How many classes is it OK to miss in a semester? Offhand, I'm thinking 4 is a goal for a maximum (for my standard Tu-Th teaching), perhaps because it looks like that's how many I'll miss this semester (cancelling 1 class, having 3 lectures covered by graduate students), and that's probably the most I've ever missed in a semester. (There was that one time, I missed the first day of class for the semester, because my wife inconveniently chose that day to birth our second child... but I digress.)

This semester, of course, I got myself in a bind by going to New Zealand, eating up several of my days. But I've definitely noticed more pressure the last few years for events that would cause me to miss class, which, ostensibly, is supposed to be a high priority for my job.

Saturday, March 01, 2008

Another Rant from Conference Reviewing : Algorithms and Evaluation

After my first conference rant on competitive analysis (based on my current stints on the SPAA and ICALP committees), I feel it's only fair to spread the love and rant a bit on my fellow algorithmists.

I simply claim the following : if you are presenting an algorithm with the claim that it might be useful in practice, you should aim to include at least a short experimental section showing that you've implemented the algorithm and that it/how it behaves.

Here's why:

1) If your suggestion is it's potentially going to be useful in practice, and it's your algorithm, it's incumbent on you to provide some evidence for this statement. An implementation is the best evidence. I don't expect pages of simulation results examining corner cases (although, if there's space, that's certainly nice); but a couple of paragraphs explaining that you implemented it, tested on basic data, and the program actually finished goes a long way.
2) It's not that I don't trust your math. It's just that -- well, no, it is just that I don't trust your math. Maybe you've proven that the algorithm is O(n^2). I'd like to know if in practice it seems to be O(n log n) [even if it's O(n^2) in the worst case -- now you've given an average-case or special-case open problem!]. I'd like to know if there's a hidden constant of 10,000 there that makes it really not practical in its current form. I'd like to see that you didn't make an error and that it doesn't look like Theta(n^3) when you run it. [I've got 46 papers to look over in a month. Make my job easier, your paper's more likely to get in.]
3) Maybe, just maybe, someone who might actually want to implement your algorithm will actually read your paper. A non-theorist. Don't you think they want to see that it seems to actually work before implementing it better themselves? Won't some experiments make talking about your work to non-theorists easier? Help make that connection...

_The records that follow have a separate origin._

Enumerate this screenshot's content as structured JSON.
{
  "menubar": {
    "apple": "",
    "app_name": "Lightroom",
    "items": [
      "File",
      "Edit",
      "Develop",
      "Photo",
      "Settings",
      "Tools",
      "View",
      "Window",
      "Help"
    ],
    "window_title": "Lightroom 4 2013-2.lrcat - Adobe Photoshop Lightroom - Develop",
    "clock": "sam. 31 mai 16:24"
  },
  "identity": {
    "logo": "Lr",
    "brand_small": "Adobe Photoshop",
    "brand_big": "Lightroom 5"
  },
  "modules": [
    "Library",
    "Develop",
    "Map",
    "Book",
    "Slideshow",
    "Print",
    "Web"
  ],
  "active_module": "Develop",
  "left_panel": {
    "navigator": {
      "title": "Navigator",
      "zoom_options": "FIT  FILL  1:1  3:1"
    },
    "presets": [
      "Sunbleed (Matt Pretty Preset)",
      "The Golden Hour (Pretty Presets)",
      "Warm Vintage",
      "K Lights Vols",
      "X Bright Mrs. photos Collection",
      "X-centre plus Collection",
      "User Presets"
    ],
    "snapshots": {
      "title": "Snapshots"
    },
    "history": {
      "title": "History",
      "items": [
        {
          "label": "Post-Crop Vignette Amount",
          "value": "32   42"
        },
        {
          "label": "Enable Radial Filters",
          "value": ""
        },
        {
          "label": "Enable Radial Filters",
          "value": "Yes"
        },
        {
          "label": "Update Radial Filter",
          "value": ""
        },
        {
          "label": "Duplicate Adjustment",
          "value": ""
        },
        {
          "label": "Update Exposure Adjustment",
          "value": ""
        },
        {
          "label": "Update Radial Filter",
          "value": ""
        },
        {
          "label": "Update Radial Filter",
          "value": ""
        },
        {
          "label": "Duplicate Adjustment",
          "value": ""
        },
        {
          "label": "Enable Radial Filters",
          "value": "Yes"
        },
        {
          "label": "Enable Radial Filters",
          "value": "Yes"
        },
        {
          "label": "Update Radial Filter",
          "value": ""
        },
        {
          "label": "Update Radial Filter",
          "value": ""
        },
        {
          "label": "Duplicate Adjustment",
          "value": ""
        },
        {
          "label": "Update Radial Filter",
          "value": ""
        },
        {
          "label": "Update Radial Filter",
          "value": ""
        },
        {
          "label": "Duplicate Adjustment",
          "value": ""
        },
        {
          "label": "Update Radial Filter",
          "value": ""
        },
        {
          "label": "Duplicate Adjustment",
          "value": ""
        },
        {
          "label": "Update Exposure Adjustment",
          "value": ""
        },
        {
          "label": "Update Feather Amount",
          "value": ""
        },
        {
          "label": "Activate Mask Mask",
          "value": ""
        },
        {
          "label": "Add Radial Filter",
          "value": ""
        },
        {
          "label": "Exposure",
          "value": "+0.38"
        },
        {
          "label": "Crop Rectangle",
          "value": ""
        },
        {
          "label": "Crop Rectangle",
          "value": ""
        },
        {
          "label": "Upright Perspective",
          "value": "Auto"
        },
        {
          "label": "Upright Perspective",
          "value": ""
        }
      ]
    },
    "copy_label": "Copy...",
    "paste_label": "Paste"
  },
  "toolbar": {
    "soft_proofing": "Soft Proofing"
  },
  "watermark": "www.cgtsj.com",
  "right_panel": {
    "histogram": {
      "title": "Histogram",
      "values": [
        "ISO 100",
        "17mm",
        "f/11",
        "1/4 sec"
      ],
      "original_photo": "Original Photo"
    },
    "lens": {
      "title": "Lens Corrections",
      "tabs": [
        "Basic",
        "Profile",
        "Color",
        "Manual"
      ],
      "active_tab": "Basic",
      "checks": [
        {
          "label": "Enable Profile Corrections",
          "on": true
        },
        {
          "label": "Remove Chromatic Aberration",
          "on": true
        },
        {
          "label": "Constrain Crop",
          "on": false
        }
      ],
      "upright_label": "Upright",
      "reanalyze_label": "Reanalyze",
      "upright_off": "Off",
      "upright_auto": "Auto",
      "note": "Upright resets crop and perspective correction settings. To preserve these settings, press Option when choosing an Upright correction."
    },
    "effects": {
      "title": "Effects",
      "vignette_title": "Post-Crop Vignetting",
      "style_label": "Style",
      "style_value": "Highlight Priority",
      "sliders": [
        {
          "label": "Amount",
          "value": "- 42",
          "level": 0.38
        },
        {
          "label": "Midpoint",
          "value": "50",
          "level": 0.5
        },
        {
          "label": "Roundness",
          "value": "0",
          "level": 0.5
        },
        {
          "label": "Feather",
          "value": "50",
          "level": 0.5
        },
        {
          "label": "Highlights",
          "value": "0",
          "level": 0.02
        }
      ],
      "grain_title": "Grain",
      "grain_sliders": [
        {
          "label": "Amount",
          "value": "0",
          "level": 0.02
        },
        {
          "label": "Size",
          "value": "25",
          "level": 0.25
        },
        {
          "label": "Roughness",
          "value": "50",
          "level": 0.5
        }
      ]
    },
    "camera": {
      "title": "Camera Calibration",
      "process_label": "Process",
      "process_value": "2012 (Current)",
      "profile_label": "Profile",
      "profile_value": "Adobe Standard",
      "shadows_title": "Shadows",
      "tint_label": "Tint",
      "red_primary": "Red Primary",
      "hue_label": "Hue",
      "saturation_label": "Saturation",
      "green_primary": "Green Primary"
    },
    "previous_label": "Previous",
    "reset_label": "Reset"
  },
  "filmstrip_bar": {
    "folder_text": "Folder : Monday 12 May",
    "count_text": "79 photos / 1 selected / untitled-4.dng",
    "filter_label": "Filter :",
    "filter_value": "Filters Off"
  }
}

I'm not saying every algorithms paper needs an implementation section. In many cases, "algorithmic" results are really "complexity" results -- we're just showing that something can be done, we don't actually expect anyone to do it, and in this case there's no need for a simulation or experimental results. (Of course, in such cases, I expect the authors to limit their claims of interest/utility in practice.) In some cases, space won't permit a reasonable evaluation of the algorithm -- but do plan on it for the journal version. In some cases, the coding and evaluation of the algorithm are so interesting it merits an entirely separate paper!

But I'm amazed at how few algorithms papers provide any actual experimental results (unless they're appearing in a networking/database/other systems conference, where it's more understood that results are also expected). I've actually submitted theory papers to theory conferences with experimental sections and had reviewers urge them to be taken out, which I find mystifying (and I ignore).

And yes, if I'm reviewing your paper, and you don't have any numbers where I think you should, I'm probably mentally (and numerically) docking your paper score....